The White House recently proposed changes to the rules governing Grantor Retained Annuity Trusts. These trusts pay an annuity to the grantor over the life of the trust that equals the initial value of the assets plus an interest rate established by the IRS (currently 2.4 %). The annuity is not taxed since it flows back to the creator of the trust.
If the investment produces a greater return than the IRS established rate, there is a remainder in the trust which can be transferred to the beneficiaries of the trust without any gift tax being assessed.
But if the trust grantor dies during the term of the trust, the assets in the trust revert back to the grantor’s estate and are subject to estate taxes.
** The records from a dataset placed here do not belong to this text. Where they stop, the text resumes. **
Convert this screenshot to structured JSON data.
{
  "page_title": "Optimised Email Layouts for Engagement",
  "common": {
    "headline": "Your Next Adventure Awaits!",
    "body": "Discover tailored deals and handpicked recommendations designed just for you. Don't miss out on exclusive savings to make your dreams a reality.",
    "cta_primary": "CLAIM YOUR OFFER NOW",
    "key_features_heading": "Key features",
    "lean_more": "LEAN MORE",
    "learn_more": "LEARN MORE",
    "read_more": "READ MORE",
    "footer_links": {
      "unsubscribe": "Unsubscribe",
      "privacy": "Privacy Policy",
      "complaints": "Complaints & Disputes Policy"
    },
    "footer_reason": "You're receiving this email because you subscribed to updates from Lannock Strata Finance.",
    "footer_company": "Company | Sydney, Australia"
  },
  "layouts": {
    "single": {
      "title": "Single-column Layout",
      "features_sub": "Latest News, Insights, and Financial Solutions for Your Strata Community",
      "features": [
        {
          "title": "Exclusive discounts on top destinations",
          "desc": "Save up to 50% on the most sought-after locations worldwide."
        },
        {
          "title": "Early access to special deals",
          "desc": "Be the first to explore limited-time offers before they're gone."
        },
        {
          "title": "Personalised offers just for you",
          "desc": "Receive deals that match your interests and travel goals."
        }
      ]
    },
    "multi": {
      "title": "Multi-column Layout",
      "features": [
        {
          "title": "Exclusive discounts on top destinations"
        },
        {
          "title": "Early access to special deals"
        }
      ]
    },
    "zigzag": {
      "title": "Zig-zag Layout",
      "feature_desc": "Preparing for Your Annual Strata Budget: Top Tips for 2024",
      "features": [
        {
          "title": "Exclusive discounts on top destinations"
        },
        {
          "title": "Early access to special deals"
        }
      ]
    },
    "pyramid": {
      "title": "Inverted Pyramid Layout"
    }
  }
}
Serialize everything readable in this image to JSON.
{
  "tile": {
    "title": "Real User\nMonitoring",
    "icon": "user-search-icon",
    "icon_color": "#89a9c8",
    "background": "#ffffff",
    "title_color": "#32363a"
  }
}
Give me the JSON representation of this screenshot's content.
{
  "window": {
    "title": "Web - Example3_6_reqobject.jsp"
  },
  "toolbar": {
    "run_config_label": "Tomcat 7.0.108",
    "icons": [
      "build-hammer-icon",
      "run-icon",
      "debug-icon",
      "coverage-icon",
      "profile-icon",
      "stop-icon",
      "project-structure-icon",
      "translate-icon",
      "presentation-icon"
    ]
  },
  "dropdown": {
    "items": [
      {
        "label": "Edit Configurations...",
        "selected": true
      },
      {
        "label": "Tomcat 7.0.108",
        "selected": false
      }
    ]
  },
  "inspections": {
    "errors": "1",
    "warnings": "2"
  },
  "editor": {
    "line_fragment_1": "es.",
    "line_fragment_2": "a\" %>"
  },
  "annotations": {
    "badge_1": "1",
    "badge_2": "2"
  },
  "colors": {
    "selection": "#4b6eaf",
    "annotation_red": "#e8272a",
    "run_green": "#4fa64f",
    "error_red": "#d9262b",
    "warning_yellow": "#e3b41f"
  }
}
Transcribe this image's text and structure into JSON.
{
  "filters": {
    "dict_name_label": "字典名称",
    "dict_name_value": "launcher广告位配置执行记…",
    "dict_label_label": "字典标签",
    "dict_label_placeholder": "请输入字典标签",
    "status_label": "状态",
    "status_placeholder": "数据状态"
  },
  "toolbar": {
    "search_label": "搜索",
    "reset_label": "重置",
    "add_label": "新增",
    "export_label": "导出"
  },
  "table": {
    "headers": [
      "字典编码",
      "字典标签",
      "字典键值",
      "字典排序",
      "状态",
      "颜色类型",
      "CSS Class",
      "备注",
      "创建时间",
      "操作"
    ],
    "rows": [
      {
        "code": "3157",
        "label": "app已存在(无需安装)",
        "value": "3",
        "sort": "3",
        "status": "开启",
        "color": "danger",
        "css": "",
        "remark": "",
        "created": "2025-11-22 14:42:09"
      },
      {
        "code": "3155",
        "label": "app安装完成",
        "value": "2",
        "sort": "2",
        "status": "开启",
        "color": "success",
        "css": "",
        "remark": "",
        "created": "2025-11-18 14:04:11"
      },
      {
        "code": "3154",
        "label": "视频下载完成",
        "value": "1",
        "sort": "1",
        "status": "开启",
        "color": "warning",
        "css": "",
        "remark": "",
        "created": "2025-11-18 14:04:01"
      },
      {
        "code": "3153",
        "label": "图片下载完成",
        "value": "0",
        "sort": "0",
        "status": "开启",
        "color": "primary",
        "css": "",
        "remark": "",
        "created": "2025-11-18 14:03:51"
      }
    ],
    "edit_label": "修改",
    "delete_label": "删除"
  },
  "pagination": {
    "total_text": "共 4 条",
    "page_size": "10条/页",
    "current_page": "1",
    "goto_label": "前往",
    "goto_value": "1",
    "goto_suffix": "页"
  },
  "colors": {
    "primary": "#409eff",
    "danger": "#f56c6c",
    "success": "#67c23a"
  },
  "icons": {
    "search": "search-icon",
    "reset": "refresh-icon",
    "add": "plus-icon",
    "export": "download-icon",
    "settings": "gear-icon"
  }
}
To minimize the risk of the grantor passing away before the end of the trust term, Grantor Retained Annuity Trusts have been established which have short terms, some as short as two years.
Without the GRAT setup, any gifts by an individual in excess of $1 million over the individual’s lifetime would be subject to the current 45% tax.
The White House has proposed setting a minimum term of 10 years for GRATs. This minimum term might encourage individuals over 75 years of age to reconsider establishing a GRAT.
Contact an estate planning law firm for further information.